2017-10-12

1A - American Light Lager: Crud Light

Style: 1A - American Light Lager

And away we go! First brew of the BJCP Project is Crud Light. Sounds tasty, right?

Literally the day after I brewed this (10/19) I ran across an article on Brulosophy about a "short and shoddy" American Light Lager, which is 95% my process (except for my screw up on the rice purchase). I do tend to go a bit longer on the mash and add a sparge step to squeeze out a few extra efficiency points.

Recipe is posted on Brewer's Friend, but here's the TL;DR:
  • Brewed: 2017-10-18
  • 21L Batch, 30 minute boil
  • 2600g 2-row (80%)
  • 600g flaked crushed (oops) rice (20%)
  • 250g sugar (crushed rice doesn't do much if you don't cook it first)
  • 5g Magnum hops, 30 min FWH
  • 10g Saaz @ 5m (I couldn't resist)
  • Saflager W34/70 yeast (house lager yeast)
Final
  • OG 1.037, FG 1.006, ABV 4%
  • Kegged: 2017-10-24, 24hrs @ 42psi, fully carbonated on 10-25
  • Clarity: ~98%

2017-11-7 update!
I seem to have rushed this a bit too much as it is showing signs of diacetyl, or something is causing a buttery off flavor reminiscent of a sweet Chardonnay. I'm about 90% sure this will fade over time. As with a lot of brews: if you don't like it, wait 2 weeks. I won't have any problem staying out of the Crud Light...

Here are the ranges in BeerSmith:

I'm pushing the ranges as I don't want it to be any more watery and boring than it has to, but with this style that is somewhat unavoidable.

2017-10-18:
Brewday... or night as I'm doing this on a Wednesday after work!

And we have a problem. I picked up the only rice product I saw at the local homebrew shop and it doesn't look like flakes. Oh well, I'll throw it in and see what we get.

** As I found out later, this is the crushed rice byproduct used by the big guys like Coors. It needs to be boiled first, like regular rice, then mashed to extract the sugars. I would have pressure-cooked it a bit having known that, but to make everything easier for next time I'll just get some actual flaked rice.

Can't think of the last time I used so few hops. If ever...

Filling the kettle to 23L (it's a 60L so there's a bit of head space). Also this is the new hood. I was worried about hauling bags of wet heavy grains out of the kettle and into the sparge bucket, but there seems to be enough room.

I usually don't do a gravity check pre-boil, and just power through, but the weird rice product made me nervous. Which was well-founded: gravity was quite low at 1.030/brix 7, and my target was 1.035/8. Having just made a Belgian Strong with 20% (!) table sugar that came out pretty tasty (still needs to age/clear a bit but that's another story) I knew I could cheat and bump up the numbers a bit. 100g brought it to brix 8 or 1.034 which was close enough. We're going for a post boil gravity of 1.038/brix 9, and hoping to end up around 4% ABV.

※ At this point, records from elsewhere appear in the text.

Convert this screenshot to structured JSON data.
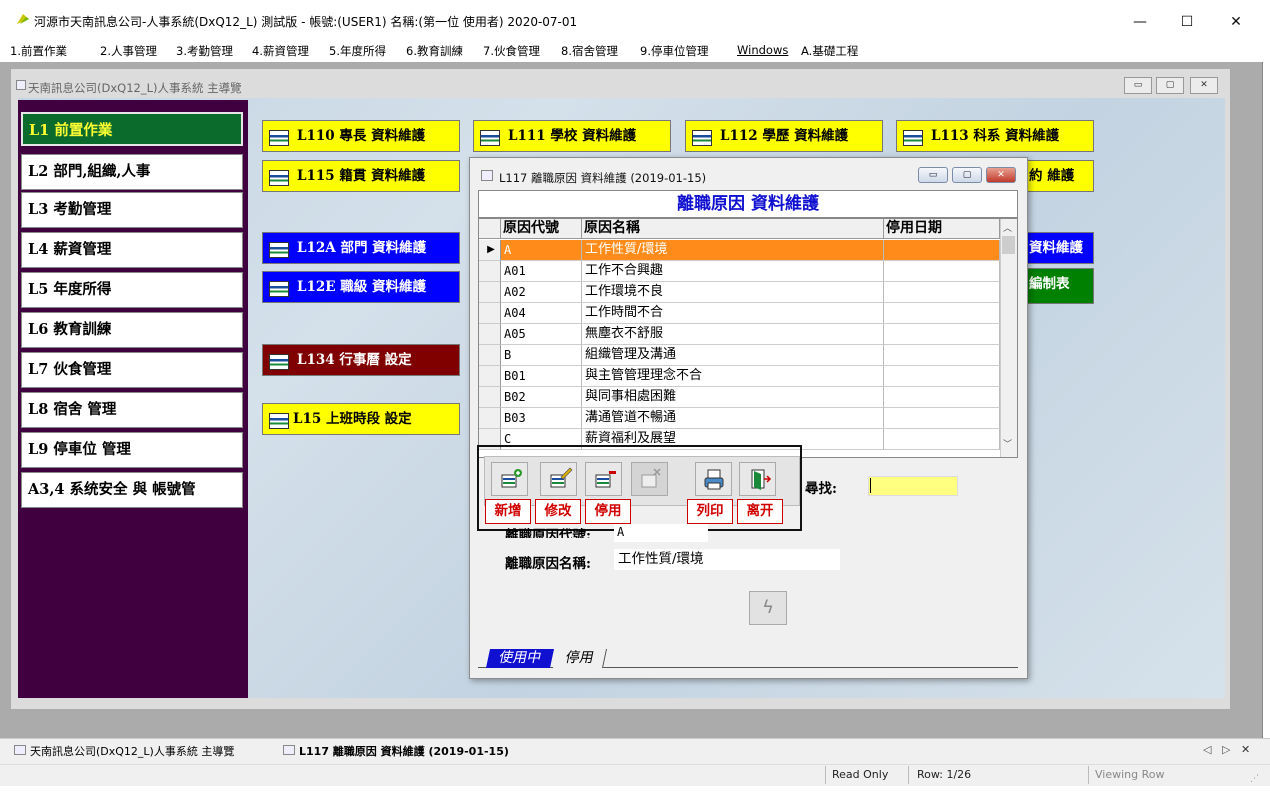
{
  "window": {
    "title": "河源市天南訊息公司-人事系統(DxQ12_L) 測試版 - 帳號:(USER1) 名稱:(第一位 使用者) 2020-07-01",
    "minimize_glyph": "—",
    "maximize_glyph": "☐",
    "close_glyph": "✕"
  },
  "menu": [
    "1.前置作業",
    "2.人事管理",
    "3.考勤管理",
    "4.薪資管理",
    "5.年度所得",
    "6.教育訓練",
    "7.伙食管理",
    "8.宿舍管理",
    "9.停車位管理",
    "Windows",
    "A.基礎工程"
  ],
  "child_window": {
    "title": "天南訊息公司(DxQ12_L)人事系統 主導覽",
    "buttons": [
      "▭",
      "▢",
      "✕"
    ]
  },
  "side_menu": [
    "L1  前置作業",
    "L2  部門,組織,人事",
    "L3  考勤管理",
    "L4  薪資管理",
    "L5  年度所得",
    "L6  教育訓練",
    "L7  伙食管理",
    "L8  宿舍  管理",
    "L9  停車位  管理",
    "A3,4  系统安全  與  帳號管"
  ],
  "main_buttons": {
    "l110": "L110 專長 資料維護",
    "l111": "L111 學校 資料維護",
    "l112": "L112 學歷 資料維護",
    "l113": "L113 科系 資料維護",
    "l115": "L115 籍貫 資料維護",
    "l116_partial": "約 維護",
    "l12a": "L12A 部門 資料維護",
    "l12e": "L12E 職級 資料維護",
    "blue_right_partial": "資料維護",
    "green_right_partial": "編制表",
    "l134": "L134 行事曆 設定",
    "l15": "L15 上班時段 設定"
  },
  "dialog": {
    "title": "L117 離職原因 資料維護 (2019-01-15)",
    "heading": "離職原因 資料維護",
    "columns": [
      "原因代號",
      "原因名稱",
      "停用日期"
    ],
    "rows": [
      {
        "code": "A",
        "name": "工作性質/環境",
        "date": ""
      },
      {
        "code": "A01",
        "name": "工作不合興趣",
        "date": ""
      },
      {
        "code": "A02",
        "name": "工作環境不良",
        "date": ""
      },
      {
        "code": "A04",
        "name": "工作時間不合",
        "date": ""
      },
      {
        "code": "A05",
        "name": "無塵衣不舒服",
        "date": ""
      },
      {
        "code": "B",
        "name": "組織管理及溝通",
        "date": ""
      },
      {
        "code": "B01",
        "name": "與主管管理理念不合",
        "date": ""
      },
      {
        "code": "B02",
        "name": "與同事相處困難",
        "date": ""
      },
      {
        "code": "B03",
        "name": "溝通管道不暢通",
        "date": ""
      },
      {
        "code": "C",
        "name": "薪資福利及展望",
        "date": ""
      }
    ],
    "selected_indicator": "▶",
    "toolbar_labels": [
      "新增",
      "修改",
      "停用",
      "列印",
      "离开"
    ],
    "search_label": "尋找:",
    "search_value": "",
    "code_label": "離職原因代號:",
    "code_value": "A",
    "name_label": "離職原因名稱:",
    "name_value": "工作性質/環境",
    "tabs": [
      "使用中",
      "停用"
    ]
  },
  "taskbar": {
    "item1": "天南訊息公司(DxQ12_L)人事系統 主導覽",
    "item2": "L117 離職原因 資料維護 (2019-01-15)",
    "nav": [
      "◁",
      "▷",
      "✕"
    ]
  },
  "status": {
    "mode": "Read Only",
    "row": "Row: 1/26",
    "view": "Viewing Row"
  },
  "colors": {
    "side_panel": "#400040",
    "active_green": "#0b6b2c",
    "button_yellow": "#ffff00",
    "button_blue": "#0000ff",
    "button_darkred": "#800000",
    "selection_orange": "#ff8c1a",
    "heading_blue": "#1010d0",
    "label_red": "#d00000"
  }
}
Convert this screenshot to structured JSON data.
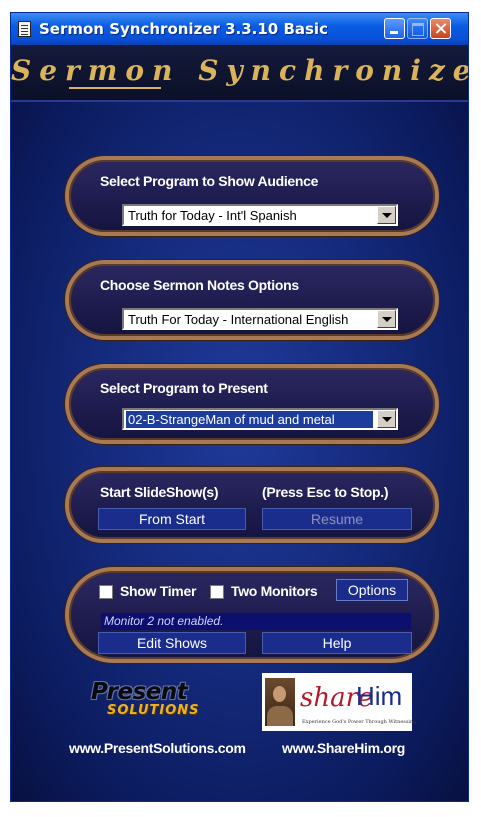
{
  "window": {
    "title": "Sermon Synchronizer 3.3.10 Basic",
    "banner": "Sermon Synchronizer",
    "accent_color": "#d9b45a"
  },
  "audience": {
    "label": "Select Program to Show Audience",
    "selected": "Truth for Today - Int'l Spanish"
  },
  "notes": {
    "label": "Choose Sermon Notes Options",
    "selected": "Truth For Today - International English"
  },
  "present": {
    "label": "Select Program to Present",
    "selected": "02-B-StrangeMan of mud and metal"
  },
  "slideshow": {
    "label": "Start SlideShow(s)",
    "hint": "(Press Esc to Stop.)",
    "from_start": "From Start",
    "resume": "Resume"
  },
  "options_panel": {
    "show_timer": "Show Timer",
    "two_monitors": "Two Monitors",
    "options": "Options",
    "status": "Monitor 2 not enabled.",
    "edit_shows": "Edit Shows",
    "help": "Help"
  },
  "logos": {
    "present_line1": "Present",
    "present_line2": "SOLUTIONS",
    "present_url": "www.PresentSolutions.com",
    "sharehim_share": "share",
    "sharehim_him": "Him",
    "sharehim_tagline": "Experience God's Power Through Witnessing",
    "sharehim_url": "www.ShareHim.org"
  }
}
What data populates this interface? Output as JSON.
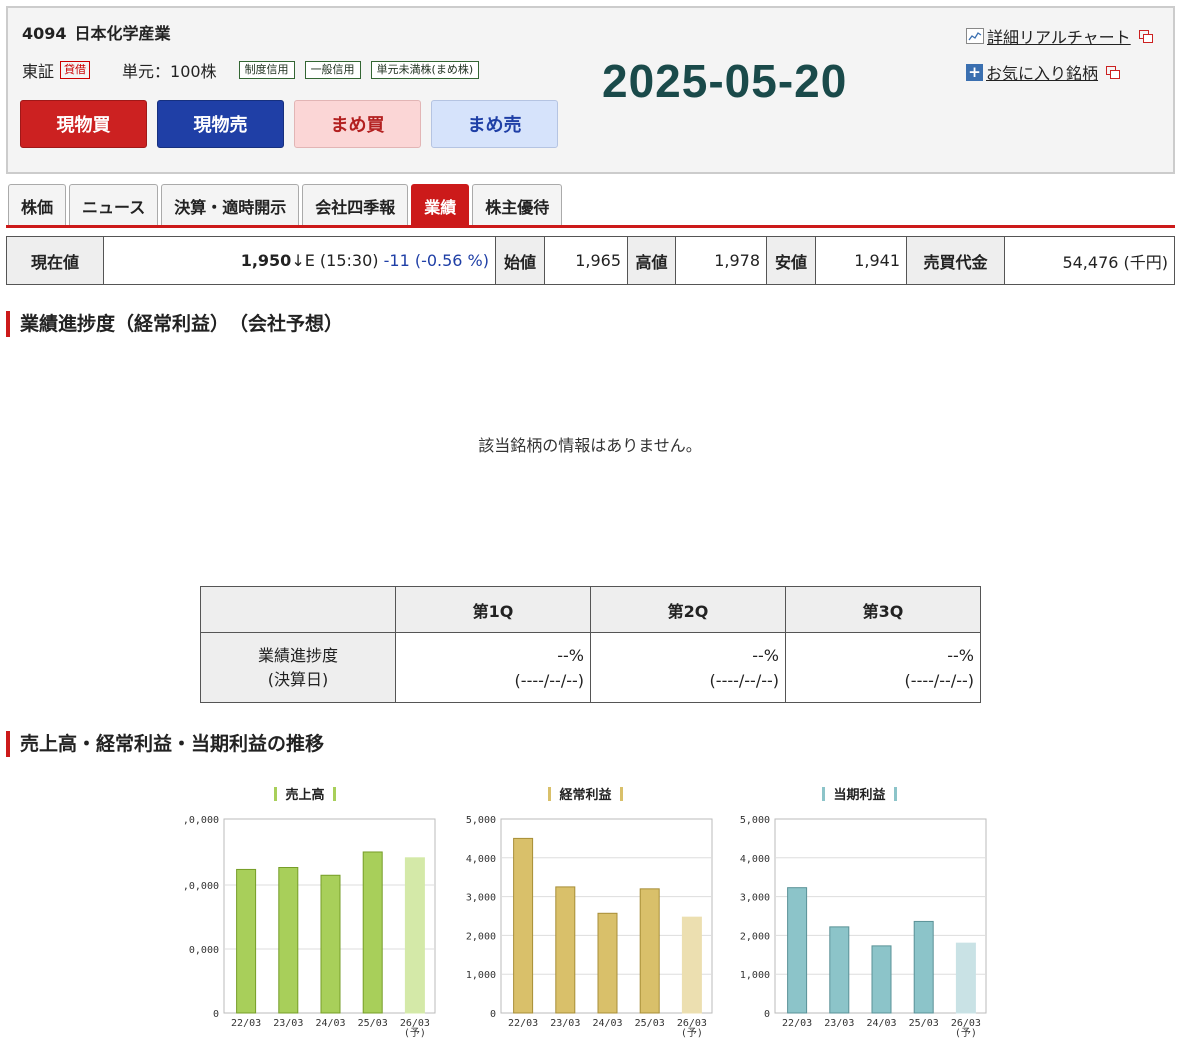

After the boil, the gravity was still lower than I wanted at 1.035/8.4 (though it would have been fine and still to style to just go with it), so I added some more cheat powder to get 1.038/brix 9. That ended up being 150g, so 250g of sugar total or 7% of the bill.

I rehydrated one packet of W34/70, my house workhorse lager yeast and tossed that in after chilling. This will ferment at basement temp (usually about 17C) for a week then I'll check the gravity and see if it is ready for the chiller.

2017-10-19: Fermentation is going well and there's a healthy-looking layer of foam on top with lots of airlock activity.
Active Fermentation

Cold Crashing after only 4 days

Already clear after gelatin - going into the keg

1 week from brew date, carbonated and ready!

This was the fastest "grain to glass" beer I've ever made. Taste is boring but drinkable in spite of my crushed rice screw up. In the end, flaked rice adds fermentable sugars without body and the actual sugar had no adverse effect on the final product. Refreshing? Ok, but so is water. I'm not a fan of the style but my take on it came out fine and should hold its own against the Big Lights out there.

3 days after kegging

I know there are some homebrewers who will crank this out once in a while as a crowd pleaser and it is a crazy fast recipe to make (1 week!), but I can't see myself ever making it again. I'd rather brew up a 100% pils with some actual malt and hop flavors, or a bitter, or blond, or... or... 

2018-11-5 a bit more clarity